Work order.
The lines you return must be all those in the data that hold the string "title".

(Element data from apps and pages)

════════════════════

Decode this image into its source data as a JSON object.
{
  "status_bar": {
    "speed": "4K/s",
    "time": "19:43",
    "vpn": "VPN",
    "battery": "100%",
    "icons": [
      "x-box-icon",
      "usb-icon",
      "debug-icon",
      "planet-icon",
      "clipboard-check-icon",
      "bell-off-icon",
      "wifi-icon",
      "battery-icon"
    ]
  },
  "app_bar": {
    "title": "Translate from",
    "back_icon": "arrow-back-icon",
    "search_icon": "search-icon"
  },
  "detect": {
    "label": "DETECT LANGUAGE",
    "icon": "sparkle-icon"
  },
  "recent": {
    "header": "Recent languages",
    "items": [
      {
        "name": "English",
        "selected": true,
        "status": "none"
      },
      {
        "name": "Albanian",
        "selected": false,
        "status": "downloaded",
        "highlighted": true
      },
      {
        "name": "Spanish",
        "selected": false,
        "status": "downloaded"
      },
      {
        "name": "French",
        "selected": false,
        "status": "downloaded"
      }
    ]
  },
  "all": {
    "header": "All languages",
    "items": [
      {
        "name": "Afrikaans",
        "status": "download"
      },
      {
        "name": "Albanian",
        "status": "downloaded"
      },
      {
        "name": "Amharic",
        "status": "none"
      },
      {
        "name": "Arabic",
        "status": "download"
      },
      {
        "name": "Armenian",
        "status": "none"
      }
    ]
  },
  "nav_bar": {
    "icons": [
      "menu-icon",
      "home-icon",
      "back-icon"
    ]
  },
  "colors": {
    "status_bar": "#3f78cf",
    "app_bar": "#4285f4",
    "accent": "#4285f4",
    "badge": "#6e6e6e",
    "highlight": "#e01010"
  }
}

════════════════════

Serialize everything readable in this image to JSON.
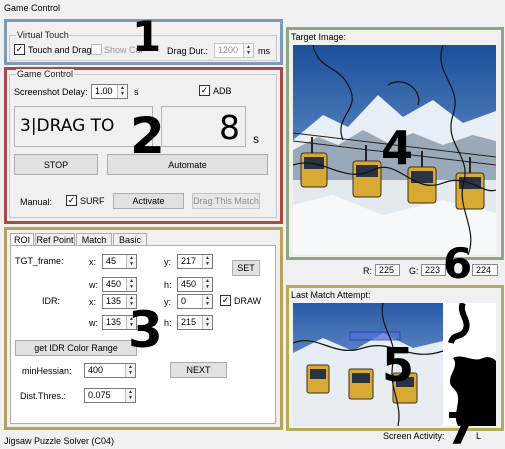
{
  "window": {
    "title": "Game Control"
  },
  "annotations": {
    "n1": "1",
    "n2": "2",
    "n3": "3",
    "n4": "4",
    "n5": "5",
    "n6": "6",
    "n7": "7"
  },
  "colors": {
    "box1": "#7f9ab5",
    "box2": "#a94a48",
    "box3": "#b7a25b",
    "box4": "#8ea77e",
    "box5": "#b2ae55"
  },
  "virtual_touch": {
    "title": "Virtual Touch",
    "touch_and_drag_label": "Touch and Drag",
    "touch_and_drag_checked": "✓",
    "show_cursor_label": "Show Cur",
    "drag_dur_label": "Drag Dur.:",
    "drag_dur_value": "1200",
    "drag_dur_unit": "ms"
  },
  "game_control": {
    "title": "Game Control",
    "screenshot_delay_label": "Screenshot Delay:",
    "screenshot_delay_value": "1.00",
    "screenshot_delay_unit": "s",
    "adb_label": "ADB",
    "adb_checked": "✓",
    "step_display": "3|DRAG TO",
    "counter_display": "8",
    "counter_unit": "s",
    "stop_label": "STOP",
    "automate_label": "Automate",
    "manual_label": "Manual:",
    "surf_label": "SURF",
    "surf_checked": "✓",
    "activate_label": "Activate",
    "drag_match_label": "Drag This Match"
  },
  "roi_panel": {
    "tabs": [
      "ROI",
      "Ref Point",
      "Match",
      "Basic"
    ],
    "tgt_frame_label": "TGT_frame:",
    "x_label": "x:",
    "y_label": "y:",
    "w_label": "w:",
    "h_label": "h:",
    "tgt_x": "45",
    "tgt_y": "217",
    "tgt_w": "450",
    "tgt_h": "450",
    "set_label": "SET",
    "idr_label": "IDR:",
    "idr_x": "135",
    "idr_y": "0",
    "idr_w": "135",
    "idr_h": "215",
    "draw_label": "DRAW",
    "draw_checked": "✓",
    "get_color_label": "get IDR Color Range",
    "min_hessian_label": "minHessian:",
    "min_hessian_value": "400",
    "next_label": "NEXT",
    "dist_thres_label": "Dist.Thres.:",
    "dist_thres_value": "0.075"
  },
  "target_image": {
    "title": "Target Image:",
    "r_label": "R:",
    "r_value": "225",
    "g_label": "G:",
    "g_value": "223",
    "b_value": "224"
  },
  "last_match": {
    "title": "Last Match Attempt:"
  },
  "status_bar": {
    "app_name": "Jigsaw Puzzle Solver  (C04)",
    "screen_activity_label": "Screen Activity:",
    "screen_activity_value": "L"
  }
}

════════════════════

Answer for this exercise.
    "title": "Translate from",
    "title": "Game Control"
    "title": "Virtual Touch",
    "title": "Game Control",
    "title": "Target Image:",
    "title": "Last Match Attempt:"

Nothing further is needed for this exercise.